The key for all organisations will be to experiment with different workspace offerings: test and learn and gather employee feedback through surveys and then make changes to the office layout if needed. Whilst experimenting, however, organisations should ensure they’re consistent with the services and technology they put in place.
Check out some workplace case studies here
In 2020, we will see a boom in the hospitality industry looking for new ways to diversify and attract new customers. As the lines between leisure and working blur, we will see hotels and food and beverage establishments transform into multi-use co-working spaces.
Hotels by their very nature sell space, and we are seeing an increasing number exploring how they use their various kinds of real estate – rooms, restaurants, bars and lobbies – to better serve customers, and ultimately increase sales and profits. With beautifully designed, thoughtful, appealing and highly desirable spaces already in place, and a location that is often perfect for those wanting and needing to work, more and more hotel bars and lobbies will become co-working spaces for both hotel guests and visitors.
However, our recent research found that 15% of people claim they have walked out of an F&B establishment because they could not charge their device. For millennials, power is even more of a priority – with one quarter admitting to doing the same – meaning a potential loss of revenue from the millennial wallet, as well as a potentially negative experience of the brand. The changing way that people are now working offers a new opportunity for hospitality businesses to monetise some of their other prime space by creating flexible working hubs.

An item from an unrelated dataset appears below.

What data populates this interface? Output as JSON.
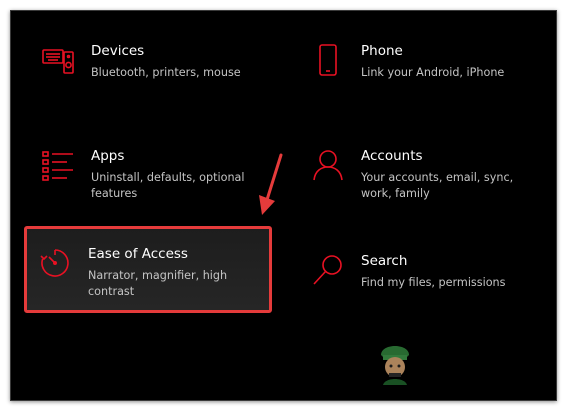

Check out some hospitality case studies here
Smart tech will improve the employee experience in hospitality
Businesses in the hospitality industry are increasingly placing more value and importance on their frontline staff to enable a positive guest experience, to improve loyalty and retention, and they are looking to adopt technology they have implemented for guests for use by their staff. For instance, we are increasingly seeing wireless charging added into bedrooms, not just for guest charging but so that housekeeping and management staff can power their devices as they are working around properties. As more systems are developed for housekeeping and management staff to use to improve efficiency, convenient access power becomes all the more critical to ensure processes can update and run smoothly.
Smart, convenient power will be a differentiator
We live in an experience-led society – one which is largely enabled and driven by technology and connectivity. In order to meet the seamless and personalised experience consumers have come to expect, the priority for the hospitality sector in 2020 will be to enable interoperability – integration of existing systems – between devices made by different manufacturers. Wireless charging will not only deliver value to guests with convenient power, it will also act as this critical digital touchpoint to emerging experiences like voice control in hotel rooms and personalised food and beverage promotions which will enhance a guest’s stay.
It’s never been more apparent that power underpins all experiences, and as more and more businesses respond to this fact, there is a real opportunity to capitalise on the demand.
Download our guide to discover how wireless charging can enable a safe, touchless work environment, while enhancing employee productivity and engagement.